**TASK DETAILS:**
The lines to copy are those with "جديد" in them. Pull each one from the entries below.

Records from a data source
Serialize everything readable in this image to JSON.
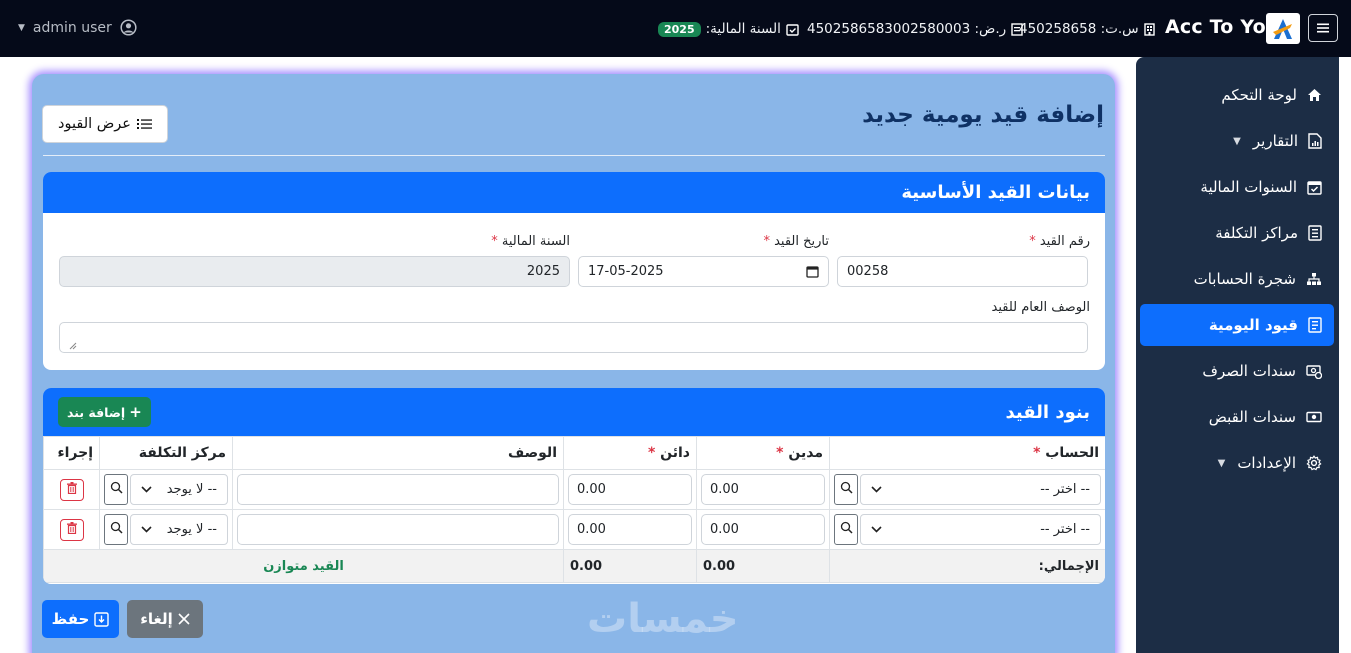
{
  "topbar": {
    "brand": "Acc To Yo",
    "tax_no": "س.ت: 450258658",
    "vat_no": "ر.ض: 450258658300258000​3",
    "fiscal_year_label": "السنة المالية:",
    "fiscal_year_badge": "2025",
    "user_name": "admin user"
  },
  "sidebar": {
    "items": [
      {
        "label": "لوحة التحكم",
        "icon": "home-icon"
      },
      {
        "label": "التقارير",
        "icon": "report-icon"
      },
      {
        "label": "السنوات المالية",
        "icon": "calendar-check-icon"
      },
      {
        "label": "مراكز التكلفة",
        "icon": "cost-center-icon"
      },
      {
        "label": "شجرة الحسابات",
        "icon": "tree-icon"
      },
      {
        "label": "قيود اليومية",
        "icon": "journal-icon"
      },
      {
        "label": "سندات الصرف",
        "icon": "payment-voucher-icon"
      },
      {
        "label": "سندات القبض",
        "icon": "receipt-voucher-icon"
      },
      {
        "label": "الإعدادات",
        "icon": "gear-icon"
      }
    ]
  },
  "page": {
    "title": "إضافة قيد يومية جديد",
    "view_button": "عرض القيود"
  },
  "basic": {
    "header": "بيانات القيد الأساسية",
    "entry_no_label": "رقم القيد",
    "entry_no_value": "00258",
    "date_label": "تاريخ القيد",
    "date_value": "17-05-2025",
    "year_label": "السنة المالية",
    "year_value": "2025",
    "desc_label": "الوصف العام للقيد",
    "req_mark": "*"
  },
  "lines": {
    "header": "بنود القيد",
    "add_button": "إضافة بند",
    "columns": {
      "account": "الحساب",
      "debit": "مدين",
      "credit": "دائن",
      "description": "الوصف",
      "cost_center": "مركز التكلفة",
      "action": "إجراء"
    },
    "rows": [
      {
        "account": "-- اختر --",
        "debit": "0.00",
        "credit": "0.00",
        "cost_center": "-- لا يوجد"
      },
      {
        "account": "-- اختر --",
        "debit": "0.00",
        "credit": "0.00",
        "cost_center": "-- لا يوجد"
      }
    ],
    "total_label": "الإجمالي:",
    "total_debit": "0.00",
    "total_credit": "0.00",
    "balance_status": "القيد متوازن"
  },
  "actions": {
    "save": "حفظ",
    "cancel": "إلغاء"
  },
  "watermark": "خمسات"
}
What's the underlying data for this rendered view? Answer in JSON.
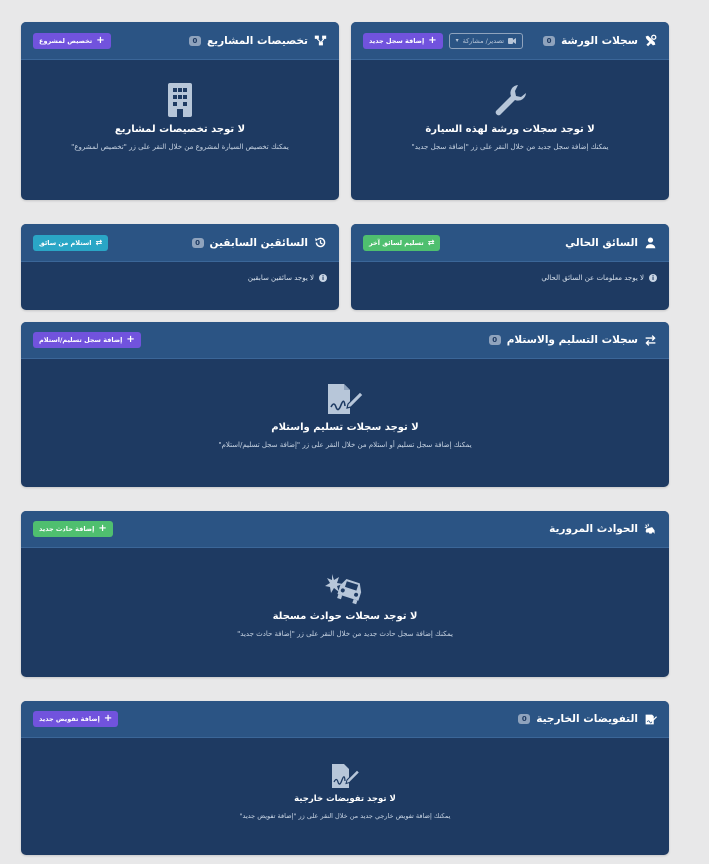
{
  "workshop": {
    "title": "سجلات الورشة",
    "count": "0",
    "add_label": "إضافة سجل جديد",
    "export_label": "تصدير/ مشاركة",
    "empty_title": "لا توجد سجلات ورشة لهذه السيارة",
    "empty_desc": "يمكنك إضافة سجل جديد من خلال النقر على زر \"إضافة سجل جديد\""
  },
  "projects": {
    "title": "تخصيصات المشاريع",
    "count": "0",
    "add_label": "تخصيص لمشروع",
    "empty_title": "لا توجد تخصيصات لمشاريع",
    "empty_desc": "يمكنك تخصيص السيارة لمشروع من خلال النقر على زر \"تخصيص لمشروع\""
  },
  "current_driver": {
    "title": "السائق الحالي",
    "assign_label": "تسليم لسائق آخر",
    "info": "لا يوجد معلومات عن السائق الحالي"
  },
  "previous_drivers": {
    "title": "السائقين السابقين",
    "count": "0",
    "receive_label": "استلام من سائق",
    "info": "لا يوجد سائقين سابقين"
  },
  "handover": {
    "title": "سجلات التسليم والاستلام",
    "count": "0",
    "add_label": "إضافة سجل تسليم/استلام",
    "empty_title": "لا توجد سجلات تسليم واستلام",
    "empty_desc": "يمكنك إضافة سجل تسليم أو استلام من خلال النقر على زر \"إضافة سجل تسليم/استلام\""
  },
  "accidents": {
    "title": "الحوادث المرورية",
    "add_label": "إضافة حادث جديد",
    "empty_title": "لا توجد سجلات حوادث مسجلة",
    "empty_desc": "يمكنك إضافة سجل حادث جديد من خلال النقر على زر \"إضافة حادث جديد\""
  },
  "authorizations": {
    "title": "التفويضات الخارجية",
    "count": "0",
    "add_label": "إضافة تفويض جديد",
    "empty_title": "لا توجد تفويضات خارجية",
    "empty_desc": "يمكنك إضافة تفويض خارجي جديد من خلال النقر على زر \"إضافة تفويض جديد\""
  },
  "icons": {
    "workshop": "tools-icon",
    "projects": "project-diagram-icon",
    "current_driver": "user-icon",
    "previous_drivers": "history-icon",
    "handover": "exchange-icon",
    "accidents": "car-crash-icon",
    "authorizations": "signature-icon"
  },
  "colors": {
    "page_bg": "#e8e8e9",
    "card_bg": "#1e3a62",
    "header_bg": "#2b5484",
    "purple": "#7153dd",
    "green": "#4fbf6f",
    "teal": "#2aa6c6"
  }
}
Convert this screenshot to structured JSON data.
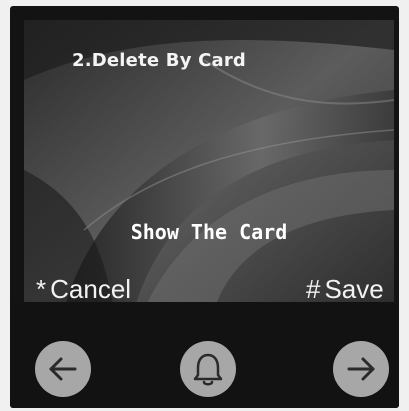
{
  "screen": {
    "title": "2.Delete By Card",
    "prompt": "Show The Card"
  },
  "softkeys": {
    "cancel_mark": "*",
    "cancel_label": "Cancel",
    "save_mark": "#",
    "save_label": "Save"
  },
  "buttons": {
    "left_icon": "arrow-left-icon",
    "center_icon": "bell-icon",
    "right_icon": "arrow-right-icon"
  }
}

**SOLUTION FOR THIS TASK:**
    "title": "إضافة قيد يومية جديد",
    "add_label": "إضافة سجل جديد",
    "empty_desc": "يمكنك إضافة سجل جديد من خلال النقر على زر \"إضافة سجل جديد\""
    "add_label": "إضافة حادث جديد",
    "empty_desc": "يمكنك إضافة سجل حادث جديد من خلال النقر على زر \"إضافة حادث جديد\""
    "add_label": "إضافة تفويض جديد",
    "empty_desc": "يمكنك إضافة تفويض خارجي جديد من خلال النقر على زر \"إضافة تفويض جديد\""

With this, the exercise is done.